Your task:
Print out the full listing below, word for word.

Source data:
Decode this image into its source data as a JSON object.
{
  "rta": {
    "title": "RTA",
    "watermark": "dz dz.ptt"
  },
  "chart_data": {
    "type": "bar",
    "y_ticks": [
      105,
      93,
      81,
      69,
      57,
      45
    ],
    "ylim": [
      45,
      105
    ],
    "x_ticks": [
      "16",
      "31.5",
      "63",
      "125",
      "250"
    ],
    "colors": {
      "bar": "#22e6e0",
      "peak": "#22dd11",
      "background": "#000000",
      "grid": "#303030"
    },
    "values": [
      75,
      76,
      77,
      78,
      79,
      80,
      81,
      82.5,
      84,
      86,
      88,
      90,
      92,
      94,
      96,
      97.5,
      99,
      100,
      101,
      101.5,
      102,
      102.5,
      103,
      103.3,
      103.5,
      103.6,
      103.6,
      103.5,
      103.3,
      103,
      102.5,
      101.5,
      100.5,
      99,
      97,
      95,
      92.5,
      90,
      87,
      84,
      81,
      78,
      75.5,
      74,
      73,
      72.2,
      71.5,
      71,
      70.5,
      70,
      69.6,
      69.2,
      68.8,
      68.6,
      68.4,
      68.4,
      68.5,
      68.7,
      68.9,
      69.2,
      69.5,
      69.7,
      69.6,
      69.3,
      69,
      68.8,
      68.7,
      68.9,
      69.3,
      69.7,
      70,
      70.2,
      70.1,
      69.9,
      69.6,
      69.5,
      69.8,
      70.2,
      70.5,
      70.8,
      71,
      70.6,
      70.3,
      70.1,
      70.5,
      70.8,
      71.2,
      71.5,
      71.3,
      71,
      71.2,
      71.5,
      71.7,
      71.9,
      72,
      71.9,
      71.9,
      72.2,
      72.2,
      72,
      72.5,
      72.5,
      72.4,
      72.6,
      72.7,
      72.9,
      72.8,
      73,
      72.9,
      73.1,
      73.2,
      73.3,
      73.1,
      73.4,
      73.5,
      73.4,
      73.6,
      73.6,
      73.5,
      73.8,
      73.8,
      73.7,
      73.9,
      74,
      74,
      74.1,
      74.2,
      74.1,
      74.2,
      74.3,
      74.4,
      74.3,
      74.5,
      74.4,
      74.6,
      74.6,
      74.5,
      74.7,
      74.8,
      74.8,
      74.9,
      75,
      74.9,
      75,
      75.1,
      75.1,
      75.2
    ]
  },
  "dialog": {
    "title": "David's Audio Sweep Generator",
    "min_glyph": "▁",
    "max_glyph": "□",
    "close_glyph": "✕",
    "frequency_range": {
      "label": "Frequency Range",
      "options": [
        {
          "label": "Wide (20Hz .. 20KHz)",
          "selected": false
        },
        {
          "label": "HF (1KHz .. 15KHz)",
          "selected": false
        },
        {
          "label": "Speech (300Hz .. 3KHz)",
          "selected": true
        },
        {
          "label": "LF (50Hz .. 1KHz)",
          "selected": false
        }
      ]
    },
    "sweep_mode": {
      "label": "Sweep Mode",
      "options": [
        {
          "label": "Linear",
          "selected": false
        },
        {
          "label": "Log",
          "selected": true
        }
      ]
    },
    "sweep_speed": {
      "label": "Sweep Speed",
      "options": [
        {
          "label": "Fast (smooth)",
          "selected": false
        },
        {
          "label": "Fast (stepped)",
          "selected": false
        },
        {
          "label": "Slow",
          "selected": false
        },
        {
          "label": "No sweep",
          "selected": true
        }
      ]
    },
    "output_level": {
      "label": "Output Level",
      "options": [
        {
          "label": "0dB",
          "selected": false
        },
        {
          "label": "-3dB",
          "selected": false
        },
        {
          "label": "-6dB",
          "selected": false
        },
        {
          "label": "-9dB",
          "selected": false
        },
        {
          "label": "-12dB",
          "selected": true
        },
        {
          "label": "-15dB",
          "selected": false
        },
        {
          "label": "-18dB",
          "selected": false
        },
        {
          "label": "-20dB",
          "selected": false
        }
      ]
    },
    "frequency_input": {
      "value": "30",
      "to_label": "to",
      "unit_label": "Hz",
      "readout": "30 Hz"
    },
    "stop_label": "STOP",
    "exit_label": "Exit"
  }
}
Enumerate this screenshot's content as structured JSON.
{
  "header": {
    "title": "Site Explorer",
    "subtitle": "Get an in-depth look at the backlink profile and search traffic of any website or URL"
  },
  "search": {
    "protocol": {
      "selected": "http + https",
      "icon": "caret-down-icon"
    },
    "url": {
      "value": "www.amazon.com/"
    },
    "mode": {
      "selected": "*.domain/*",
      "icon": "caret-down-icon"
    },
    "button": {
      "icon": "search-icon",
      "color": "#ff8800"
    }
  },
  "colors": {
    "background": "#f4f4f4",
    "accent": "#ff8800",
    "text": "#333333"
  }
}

Finished exercise:
Decode this image into its source data as a JSON object.
{
  "rta": {
    "title": "RTA",
    "watermark": "dz dz.ptt"
  },
  "chart_data": {
    "type": "bar",
    "y_ticks": [
      105,
      93,
      81,
      69,
      57,
      45
    ],
    "ylim": [
      45,
      105
    ],
    "x_ticks": [
      "16",
      "31.5",
      "63",
      "125",
      "250"
    ],
    "colors": {
      "bar": "#22e6e0",
      "peak": "#22dd11",
      "background": "#000000",
      "grid": "#303030"
    },
    "values": [
      75,
      76,
      77,
      78,
      79,
      80,
      81,
      82.5,
      84,
      86,
      88,
      90,
      92,
      94,
      96,
      97.5,
      99,
      100,
      101,
      101.5,
      102,
      102.5,
      103,
      103.3,
      103.5,
      103.6,
      103.6,
      103.5,
      103.3,
      103,
      102.5,
      101.5,
      100.5,
      99,
      97,
      95,
      92.5,
      90,
      87,
      84,
      81,
      78,
      75.5,
      74,
      73,
      72.2,
      71.5,
      71,
      70.5,
      70,
      69.6,
      69.2,
      68.8,
      68.6,
      68.4,
      68.4,
      68.5,
      68.7,
      68.9,
      69.2,
      69.5,
      69.7,
      69.6,
      69.3,
      69,
      68.8,
      68.7,
      68.9,
      69.3,
      69.7,
      70,
      70.2,
      70.1,
      69.9,
      69.6,
      69.5,
      69.8,
      70.2,
      70.5,
      70.8,
      71,
      70.6,
      70.3,
      70.1,
      70.5,
      70.8,
      71.2,
      71.5,
      71.3,
      71,
      71.2,
      71.5,
      71.7,
      71.9,
      72,
      71.9,
      71.9,
      72.2,
      72.2,
      72,
      72.5,
      72.5,
      72.4,
      72.6,
      72.7,
      72.9,
      72.8,
      73,
      72.9,
      73.1,
      73.2,
      73.3,
      73.1,
      73.4,
      73.5,
      73.4,
      73.6,
      73.6,
      73.5,
      73.8,
      73.8,
      73.7,
      73.9,
      74,
      74,
      74.1,
      74.2,
      74.1,
      74.2,
      74.3,
      74.4,
      74.3,
      74.5,
      74.4,
      74.6,
      74.6,
      74.5,
      74.7,
      74.8,
      74.8,
      74.9,
      75,
      74.9,
      75,
      75.1,
      75.1,
      75.2
    ]
  },
  "dialog": {
    "title": "David's Audio Sweep Generator",
    "min_glyph": "▁",
    "max_glyph": "□",
    "close_glyph": "✕",
    "frequency_range": {
      "label": "Frequency Range",
      "options": [
        {
          "label": "Wide (20Hz .. 20KHz)",
          "selected": false
        },
        {
          "label": "HF (1KHz .. 15KHz)",
          "selected": false
        },
        {
          "label": "Speech (300Hz .. 3KHz)",
          "selected": true
        },
        {
          "label": "LF (50Hz .. 1KHz)",
          "selected": false
        }
      ]
    },
    "sweep_mode": {
      "label": "Sweep Mode",
      "options": [
        {
          "label": "Linear",
          "selected": false
        },
        {
          "label": "Log",
          "selected": true
        }
      ]
    },
    "sweep_speed": {
      "label": "Sweep Speed",
      "options": [
        {
          "label": "Fast (smooth)",
          "selected": false
        },
        {
          "label": "Fast (stepped)",
          "selected": false
        },
        {
          "label": "Slow",
          "selected": false
        },
        {
          "label": "No sweep",
          "selected": true
        }
      ]
    },
    "output_level": {
      "label": "Output Level",
      "options": [
        {
          "label": "0dB",
          "selected": false
        },
        {
          "label": "-3dB",
          "selected": false
        },
        {
          "label": "-6dB",
          "selected": false
        },
        {
          "label": "-9dB",
          "selected": false
        },
        {
          "label": "-12dB",
          "selected": true
        },
        {
          "label": "-15dB",
          "selected": false
        },
        {
          "label": "-18dB",
          "selected": false
        },
        {
          "label": "-20dB",
          "selected": false
        }
      ]
    },
    "frequency_input": {
      "value": "30",
      "to_label": "to",
      "unit_label": "Hz",
      "readout": "30 Hz"
    },
    "stop_label": "STOP",
    "exit_label": "Exit"
  }
}
Enumerate this screenshot's content as structured JSON.
{
  "header": {
    "title": "Site Explorer",
    "subtitle": "Get an in-depth look at the backlink profile and search traffic of any website or URL"
  },
  "search": {
    "protocol": {
      "selected": "http + https",
      "icon": "caret-down-icon"
    },
    "url": {
      "value": "www.amazon.com/"
    },
    "mode": {
      "selected": "*.domain/*",
      "icon": "caret-down-icon"
    },
    "button": {
      "icon": "search-icon",
      "color": "#ff8800"
    }
  },
  "colors": {
    "background": "#f4f4f4",
    "accent": "#ff8800",
    "text": "#333333"
  }
}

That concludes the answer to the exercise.